Luke Walton has a very high opinion of his Los Angeles Lakers.
At six games under .500, the boys in purple and gold are displaced from the NBA’s playoff picture. They have not been mathematically eliminated just yet, but FiveThirtyEight gives them less than a one percent chance of joining the springtime fray.
In an alternate universe where the Lakers didn’t battle injuries this season, though, Walton believes they would be among that eight-team fracas—the one in which the No. 3 seed (Portland Trail Blazers) is just three victories ahead of the No. 10 seed (Utah Jazz).
This sounds crazy on so many levels, but Walton really believes it. He told reporters as much just before the Lakers’ win over the Cleveland Cavaliers, per the Orange County Register‘s Bill Oram:
As currently constructed, Luke Walton believes the Lakers should be a playoff team.
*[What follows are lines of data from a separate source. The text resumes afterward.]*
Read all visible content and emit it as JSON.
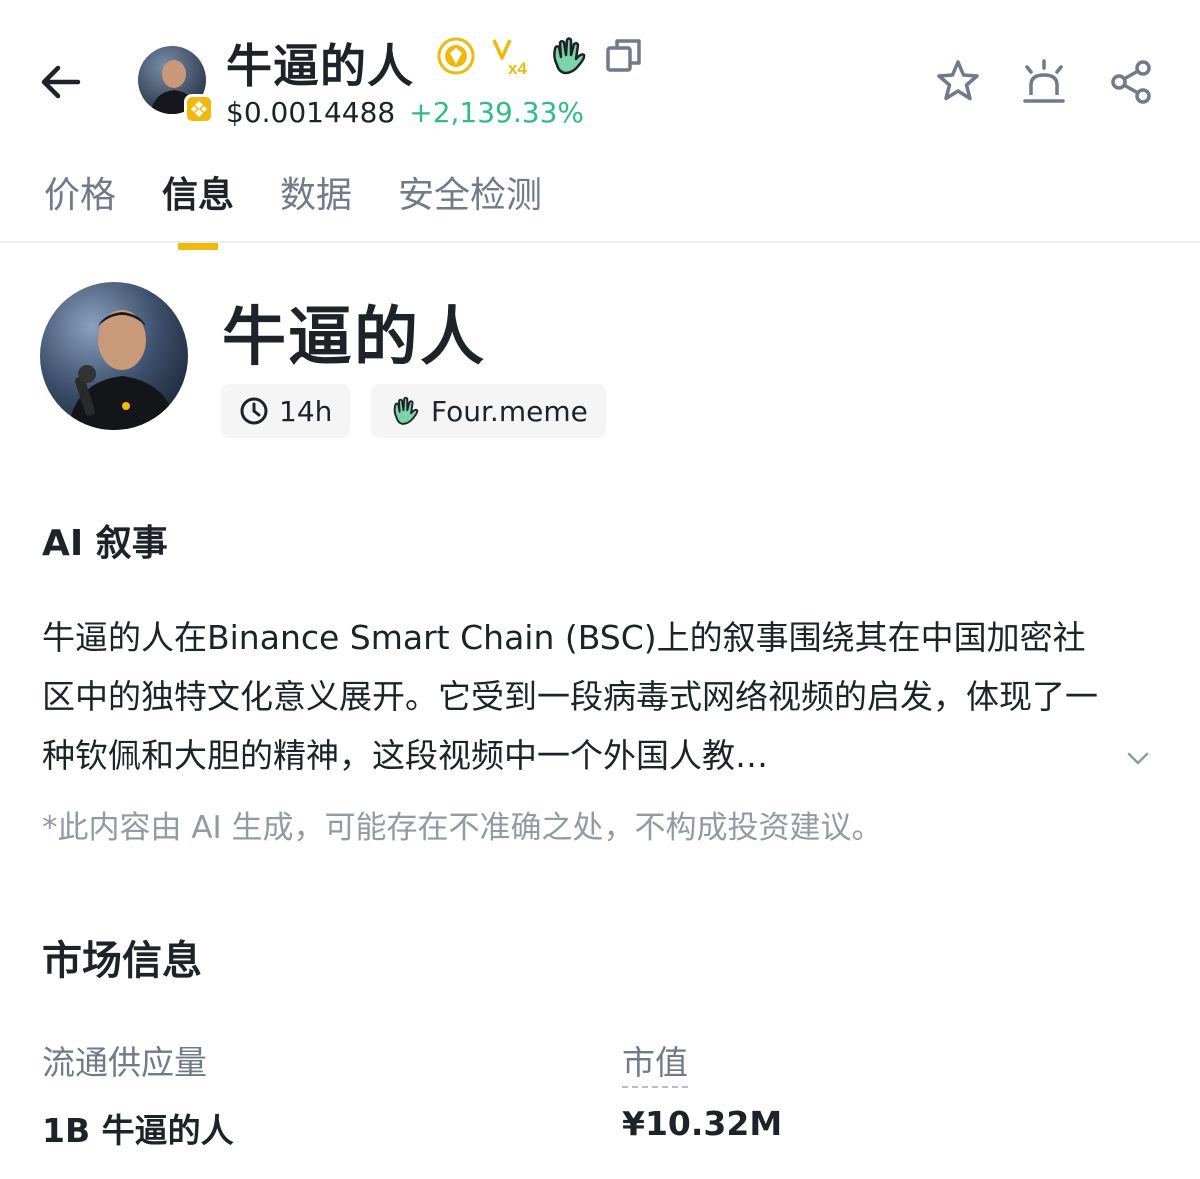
{
  "header": {
    "title": "牛逼的人",
    "price": "$0.0014488",
    "change": "+2,139.33%",
    "icons": [
      "back-arrow-icon",
      "gold-medal-icon",
      "verified-x4-icon",
      "four-meme-hand-icon",
      "copy-icon",
      "star-icon",
      "alert-siren-icon",
      "share-icon"
    ],
    "badge_text": "x4"
  },
  "tabs": [
    {
      "label": "价格",
      "active": false
    },
    {
      "label": "信息",
      "active": true
    },
    {
      "label": "数据",
      "active": false
    },
    {
      "label": "安全检测",
      "active": false
    }
  ],
  "token": {
    "name": "牛逼的人",
    "age": "14h",
    "platform": "Four.meme"
  },
  "ai": {
    "title": "AI 叙事",
    "text": "牛逼的人在Binance Smart Chain (BSC)上的叙事围绕其在中国加密社区中的独特文化意义展开。它受到一段病毒式网络视频的启发，体现了一种钦佩和大胆的精神，这段视频中一个外国人教…",
    "disclaimer": "*此内容由 AI 生成，可能存在不准确之处，不构成投资建议。"
  },
  "market": {
    "title": "市场信息",
    "supply_label": "流通供应量",
    "supply_value": "1B 牛逼的人",
    "mcap_label": "市值",
    "mcap_value": "¥10.32M"
  },
  "colors": {
    "accent": "#f0b90b",
    "positive": "#2ebd85",
    "text_primary": "#1e2329",
    "text_secondary": "#707a8a",
    "four_meme_green": "#7dd3a8"
  }
}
Not this year; the gap between his team and the rest of the field is too great. But next season? Absolutely.
“I think if things worked out and we were able to stay healthy with this group, we’d definitely be one of those teams competing (for a playoff spot),” Walton said. “There’s 10 of them right now, we’d be on that list.”
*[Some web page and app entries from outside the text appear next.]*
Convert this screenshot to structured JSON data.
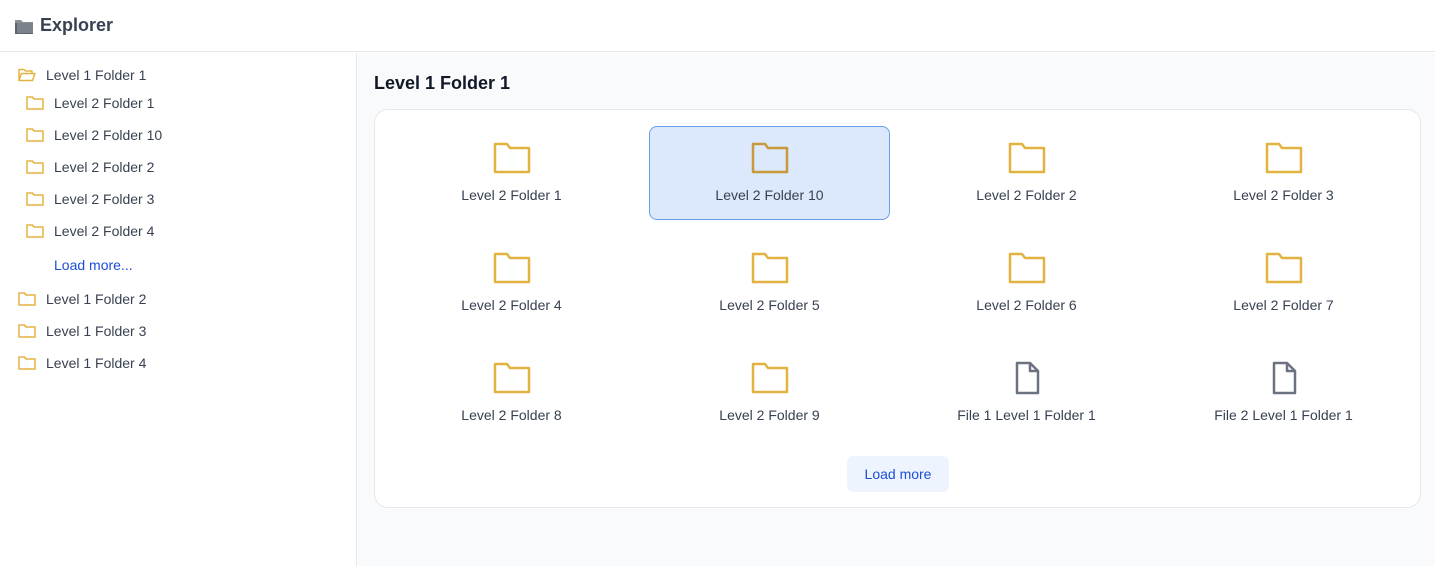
{
  "app": {
    "title": "Explorer"
  },
  "sidebar": {
    "items": [
      {
        "label": "Level 1 Folder 1",
        "level": 1,
        "open": true
      },
      {
        "label": "Level 2 Folder 1",
        "level": 2
      },
      {
        "label": "Level 2 Folder 10",
        "level": 2
      },
      {
        "label": "Level 2 Folder 2",
        "level": 2
      },
      {
        "label": "Level 2 Folder 3",
        "level": 2
      },
      {
        "label": "Level 2 Folder 4",
        "level": 2
      },
      {
        "label": "Level 1 Folder 2",
        "level": 1
      },
      {
        "label": "Level 1 Folder 3",
        "level": 1
      },
      {
        "label": "Level 1 Folder 4",
        "level": 1
      }
    ],
    "load_more_label": "Load more..."
  },
  "main": {
    "title": "Level 1 Folder 1",
    "tiles": [
      {
        "label": "Level 2 Folder 1",
        "type": "folder"
      },
      {
        "label": "Level 2 Folder 10",
        "type": "folder",
        "selected": true
      },
      {
        "label": "Level 2 Folder 2",
        "type": "folder"
      },
      {
        "label": "Level 2 Folder 3",
        "type": "folder"
      },
      {
        "label": "Level 2 Folder 4",
        "type": "folder"
      },
      {
        "label": "Level 2 Folder 5",
        "type": "folder"
      },
      {
        "label": "Level 2 Folder 6",
        "type": "folder"
      },
      {
        "label": "Level 2 Folder 7",
        "type": "folder"
      },
      {
        "label": "Level 2 Folder 8",
        "type": "folder"
      },
      {
        "label": "Level 2 Folder 9",
        "type": "folder"
      },
      {
        "label": "File 1 Level 1 Folder 1",
        "type": "file"
      },
      {
        "label": "File 2 Level 1 Folder 1",
        "type": "file"
      }
    ],
    "load_more_label": "Load more"
  },
  "colors": {
    "folder": "#e3b341",
    "folder_selected": "#c89a3c",
    "file": "#6b7280",
    "accent": "#1d4ed8",
    "selected_bg": "#dce8fb"
  }
}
The Lakers are 19-12 since the turn of the calendar, which is the equivalent of a 50-win pace. They have a positive point differential during that time, according to NBA.com, along with a respectable offensive rating and defense that sniffs the top 10 in points allowed per 100 possessions. That’s a big deal when the stretch in question spans nearly half the season.
It’s also true they’ve dealt with key injuries, most notably to Lonzo Ball, and most recently to Josh Hart and Brandon Ingram. Given them a completely healthy slate all year, and they might be even closer to .500.
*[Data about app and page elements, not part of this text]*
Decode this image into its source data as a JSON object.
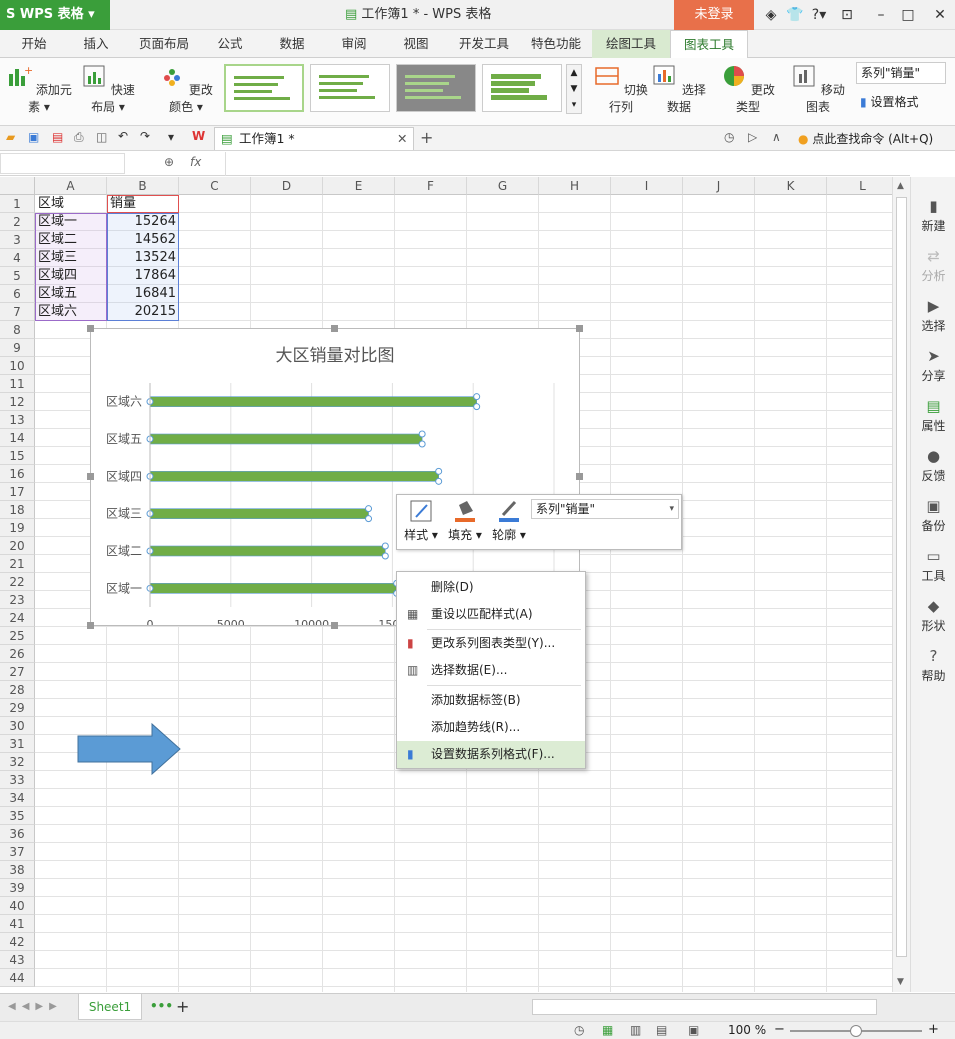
{
  "app": {
    "brand": "WPS 表格",
    "title": "工作簿1 * - WPS 表格",
    "login": "未登录",
    "window_buttons": [
      "minimize-icon",
      "maximize-icon",
      "close-icon"
    ]
  },
  "menu": {
    "tabs": [
      "开始",
      "插入",
      "页面布局",
      "公式",
      "数据",
      "审阅",
      "视图",
      "开发工具",
      "特色功能",
      "绘图工具",
      "图表工具"
    ]
  },
  "ribbon": {
    "add_element": "添加元素",
    "quick_layout": "快速布局",
    "change_color": "更改颜色",
    "switch_rowcol": "切换行列",
    "select_data": "选择数据",
    "change_type": "更改类型",
    "move_chart": "移动图表",
    "series_select": "系列\"销量\"",
    "set_format": "设置格式"
  },
  "quickbar": {
    "doc_tab": "工作簿1 *",
    "search": "点此查找命令 (Alt+Q)"
  },
  "formula": {
    "fx": "fx"
  },
  "grid": {
    "columns": [
      "A",
      "B",
      "C",
      "D",
      "E",
      "F",
      "G",
      "H",
      "I",
      "J",
      "K",
      "L"
    ],
    "rows": [
      "1",
      "2",
      "3",
      "4",
      "5",
      "6",
      "7",
      "8",
      "9",
      "10",
      "11",
      "12",
      "13",
      "14",
      "15",
      "16",
      "17",
      "18",
      "19",
      "20",
      "21",
      "22",
      "23",
      "24",
      "25",
      "26",
      "27",
      "28",
      "29",
      "30",
      "31",
      "32",
      "33",
      "34",
      "35",
      "36",
      "37",
      "38",
      "39",
      "40",
      "41",
      "42",
      "43",
      "44"
    ],
    "header_a": "区域",
    "header_b": "销量",
    "data": [
      {
        "region": "区域一",
        "sales": "15264"
      },
      {
        "region": "区域二",
        "sales": "14562"
      },
      {
        "region": "区域三",
        "sales": "13524"
      },
      {
        "region": "区域四",
        "sales": "17864"
      },
      {
        "region": "区域五",
        "sales": "16841"
      },
      {
        "region": "区域六",
        "sales": "20215"
      }
    ]
  },
  "chart_data": {
    "type": "bar",
    "orientation": "horizontal",
    "title": "大区销量对比图",
    "categories": [
      "区域一",
      "区域二",
      "区域三",
      "区域四",
      "区域五",
      "区域六"
    ],
    "values": [
      15264,
      14562,
      13524,
      17864,
      16841,
      20215
    ],
    "x_ticks": [
      "0",
      "5000",
      "10000",
      "1500"
    ],
    "xlim": [
      0,
      25000
    ],
    "bar_color": "#70ad47",
    "grid": true
  },
  "minibar": {
    "style": "样式",
    "fill": "填充",
    "outline": "轮廓",
    "series": "系列\"销量\""
  },
  "context_menu": {
    "items": [
      "删除(D)",
      "重设以匹配样式(A)",
      "更改系列图表类型(Y)...",
      "选择数据(E)...",
      "添加数据标签(B)",
      "添加趋势线(R)...",
      "设置数据系列格式(F)..."
    ]
  },
  "sidebar": {
    "items": [
      "新建",
      "分析",
      "选择",
      "分享",
      "属性",
      "反馈",
      "备份",
      "工具",
      "形状",
      "帮助"
    ]
  },
  "sheet": {
    "tab": "Sheet1"
  },
  "status": {
    "zoom": "100 %"
  },
  "colors": {
    "brand_green": "#3a9e3a",
    "login_orange": "#e8704a",
    "arrow_blue": "#5b9bd5"
  }
}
But the playoffs? Like, the actual playoffs? Making the postseason would be a stretch even at full strength. The Western Conference is hellaciously deep and, most of all, the relying on so many youngsters to generate your offense, which has struggled for much of this season, puts any team at a disadvantage.
Even getting back to the dance next year will be a tall order—provided they don’t sign one or two superstars in free agency. That’s the thing with youth movements: They offer encouraging signs, but the jump from promising to concretely good is a big one. The Lakers, as genuinely bright as the future might be, wouldn’t have been ready to make that leap this season.